> _What you are asked to do_
Output each record exactly, excluding pictures.

(The records)

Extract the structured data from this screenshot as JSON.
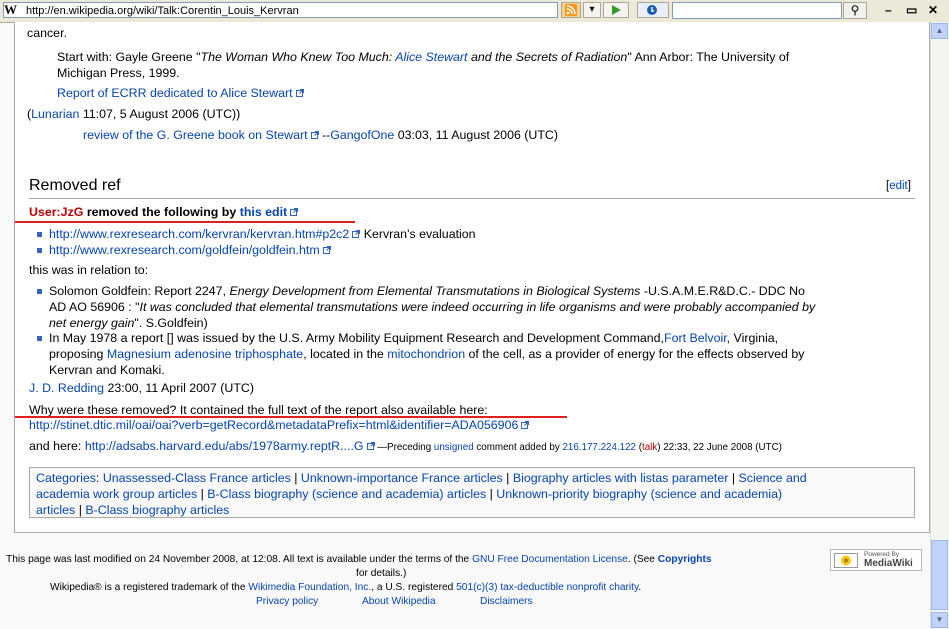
{
  "browser": {
    "url": "http://en.wikipedia.org/wiki/Talk:Corentin_Louis_Kervran",
    "favicon": "W"
  },
  "article": {
    "line_top": "cancer.",
    "start_with_prefix": "Start with: Gayle Greene \"",
    "book_title_1": "The Woman Who Knew Too Much: ",
    "alice_stewart": "Alice Stewart",
    "book_title_2": " and the Secrets of Radiation",
    "start_with_suffix": "\" Ann Arbor: The University of",
    "publisher_line": "Michigan Press, 1999.",
    "ecrr_link": "Report of ECRR dedicated to Alice Stewart",
    "sig1_open": "(",
    "sig1_user": "Lunarian",
    "sig1_rest": " 11:07, 5 August 2006 (UTC))",
    "review_link": "review of the G. Greene book on Stewart",
    "review_sep": " --",
    "review_user": "GangofOne",
    "review_time": " 03:03, 11 August 2006 (UTC)",
    "section_heading": "Removed ref",
    "edit_open": "[",
    "edit_label": "edit",
    "edit_close": "]",
    "removed_user": "User:JzG",
    "removed_text": " removed the following by ",
    "removed_link": "this edit",
    "link1": "http://www.rexresearch.com/kervran/kervran.htm#p2c2",
    "link1_suffix": " Kervran's evaluation",
    "link2": "http://www.rexresearch.com/goldfein/goldfein.htm",
    "relation": "this was in relation to:",
    "b1_l1_a": "Solomon Goldfein: Report 2247, ",
    "b1_l1_b": "Energy Development from Elemental Transmutations in Biological Systems",
    "b1_l1_c": " -U.S.A.M.E.R&D.C.- DDC No",
    "b1_l2_a": "AD AO 56906 : \"",
    "b1_l2_b": "It was concluded that elemental transmutations were indeed occurring in life organisms and were probably accompanied by",
    "b1_l3_a": "net energy gain",
    "b1_l3_b": "\". S.Goldfein)",
    "b2_l1_a": "In May 1978 a report [] was issued by the U.S. Army Mobility Equipment Research and Development Command,",
    "b2_l1_link": "Fort Belvoir",
    "b2_l1_b": ", Virginia,",
    "b2_l2_a": "proposing ",
    "b2_l2_link1": "Magnesium adenosine triphosphate",
    "b2_l2_b": ", located in the ",
    "b2_l2_link2": "mitochondrion",
    "b2_l2_c": " of the cell, as a provider of energy for the effects observed by",
    "b2_l3": "Kervran and Komaki.",
    "redding_user": "J. D. Redding",
    "redding_time": " 23:00, 11 April 2007 (UTC)",
    "why_text": "Why were these removed? It contained the full text of the report also available here:",
    "stinet_link": "http://stinet.dtic.mil/oai/oai?verb=getRecord&metadataPrefix=html&identifier=ADA056906",
    "and_here": "and here: ",
    "adsabs_link": "http://adsabs.harvard.edu/abs/1978army.reptR....G",
    "preceding": " —Preceding ",
    "unsigned": "unsigned",
    "comment_added": " comment added by ",
    "ip": "216.177.224.122",
    "talk_open": " (",
    "talk": "talk",
    "talk_close": ") 22:33, 22 June 2008 (UTC)"
  },
  "categories": {
    "label": "Categories",
    "colon": ": ",
    "line1": [
      "Unassessed-Class France articles",
      "Unknown-importance France articles",
      "Biography articles with listas parameter",
      "Science and"
    ],
    "line2": [
      "academia work group articles",
      "B-Class biography (science and academia) articles",
      "Unknown-priority biography (science and academia)"
    ],
    "line3": [
      "articles",
      "B-Class biography articles"
    ],
    "sep": " | "
  },
  "footer": {
    "l1_a": "This page was last modified on 24 November 2008, at 12:08.  All text is available under the terms of the ",
    "l1_link": "GNU Free Documentation License",
    "l1_b": ". (See ",
    "l1_bold": "Copyrights",
    "l2": "for details.)",
    "l3_a": "Wikipedia® is a registered trademark of the ",
    "l3_link1": "Wikimedia Foundation, Inc.",
    "l3_b": ", a U.S. registered ",
    "l3_link2": "501(c)(3)",
    "l3_c": " ",
    "l3_link3": "tax-deductible",
    "l3_d": " ",
    "l3_link4": "nonprofit",
    "l3_e": " ",
    "l3_link5": "charity",
    "l3_f": ".",
    "privacy": "Privacy policy",
    "about": "About Wikipedia",
    "disclaimers": "Disclaimers",
    "badge_top": "Powered By",
    "badge_main": "MediaWiki"
  },
  "colors": {
    "link": "#0645ad",
    "redlink": "#ba0000",
    "annotation_red": "#e0201f",
    "scroll_blue": "#c1d3fb"
  }
}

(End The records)

> _Your solution_
Extract the structured data from this screenshot as JSON.
{
  "browser": {
    "url": "http://en.wikipedia.org/wiki/Talk:Corentin_Louis_Kervran",
    "favicon": "W"
  },
  "article": {
    "line_top": "cancer.",
    "start_with_prefix": "Start with: Gayle Greene \"",
    "book_title_1": "The Woman Who Knew Too Much: ",
    "alice_stewart": "Alice Stewart",
    "book_title_2": " and the Secrets of Radiation",
    "start_with_suffix": "\" Ann Arbor: The University of",
    "publisher_line": "Michigan Press, 1999.",
    "ecrr_link": "Report of ECRR dedicated to Alice Stewart",
    "sig1_open": "(",
    "sig1_user": "Lunarian",
    "sig1_rest": " 11:07, 5 August 2006 (UTC))",
    "review_link": "review of the G. Greene book on Stewart",
    "review_sep": " --",
    "review_user": "GangofOne",
    "review_time": " 03:03, 11 August 2006 (UTC)",
    "section_heading": "Removed ref",
    "edit_open": "[",
    "edit_label": "edit",
    "edit_close": "]",
    "removed_user": "User:JzG",
    "removed_text": " removed the following by ",
    "removed_link": "this edit",
    "link1": "http://www.rexresearch.com/kervran/kervran.htm#p2c2",
    "link1_suffix": " Kervran's evaluation",
    "link2": "http://www.rexresearch.com/goldfein/goldfein.htm",
    "relation": "this was in relation to:",
    "b1_l1_a": "Solomon Goldfein: Report 2247, ",
    "b1_l1_b": "Energy Development from Elemental Transmutations in Biological Systems",
    "b1_l1_c": " -U.S.A.M.E.R&D.C.- DDC No",
    "b1_l2_a": "AD AO 56906 : \"",
    "b1_l2_b": "It was concluded that elemental transmutations were indeed occurring in life organisms and were probably accompanied by",
    "b1_l3_a": "net energy gain",
    "b1_l3_b": "\". S.Goldfein)",
    "b2_l1_a": "In May 1978 a report [] was issued by the U.S. Army Mobility Equipment Research and Development Command,",
    "b2_l1_link": "Fort Belvoir",
    "b2_l1_b": ", Virginia,",
    "b2_l2_a": "proposing ",
    "b2_l2_link1": "Magnesium adenosine triphosphate",
    "b2_l2_b": ", located in the ",
    "b2_l2_link2": "mitochondrion",
    "b2_l2_c": " of the cell, as a provider of energy for the effects observed by",
    "b2_l3": "Kervran and Komaki.",
    "redding_user": "J. D. Redding",
    "redding_time": " 23:00, 11 April 2007 (UTC)",
    "why_text": "Why were these removed? It contained the full text of the report also available here:",
    "stinet_link": "http://stinet.dtic.mil/oai/oai?verb=getRecord&metadataPrefix=html&identifier=ADA056906",
    "and_here": "and here: ",
    "adsabs_link": "http://adsabs.harvard.edu/abs/1978army.reptR....G",
    "preceding": " —Preceding ",
    "unsigned": "unsigned",
    "comment_added": " comment added by ",
    "ip": "216.177.224.122",
    "talk_open": " (",
    "talk": "talk",
    "talk_close": ") 22:33, 22 June 2008 (UTC)"
  },
  "categories": {
    "label": "Categories",
    "colon": ": ",
    "line1": [
      "Unassessed-Class France articles",
      "Unknown-importance France articles",
      "Biography articles with listas parameter",
      "Science and"
    ],
    "line2": [
      "academia work group articles",
      "B-Class biography (science and academia) articles",
      "Unknown-priority biography (science and academia)"
    ],
    "line3": [
      "articles",
      "B-Class biography articles"
    ],
    "sep": " | "
  },
  "footer": {
    "l1_a": "This page was last modified on 24 November 2008, at 12:08.  All text is available under the terms of the ",
    "l1_link": "GNU Free Documentation License",
    "l1_b": ". (See ",
    "l1_bold": "Copyrights",
    "l2": "for details.)",
    "l3_a": "Wikipedia® is a registered trademark of the ",
    "l3_link1": "Wikimedia Foundation, Inc.",
    "l3_b": ", a U.S. registered ",
    "l3_link2": "501(c)(3)",
    "l3_c": " ",
    "l3_link3": "tax-deductible",
    "l3_d": " ",
    "l3_link4": "nonprofit",
    "l3_e": " ",
    "l3_link5": "charity",
    "l3_f": ".",
    "privacy": "Privacy policy",
    "about": "About Wikipedia",
    "disclaimers": "Disclaimers",
    "badge_top": "Powered By",
    "badge_main": "MediaWiki"
  },
  "colors": {
    "link": "#0645ad",
    "redlink": "#ba0000",
    "annotation_red": "#e0201f",
    "scroll_blue": "#c1d3fb"
  }
}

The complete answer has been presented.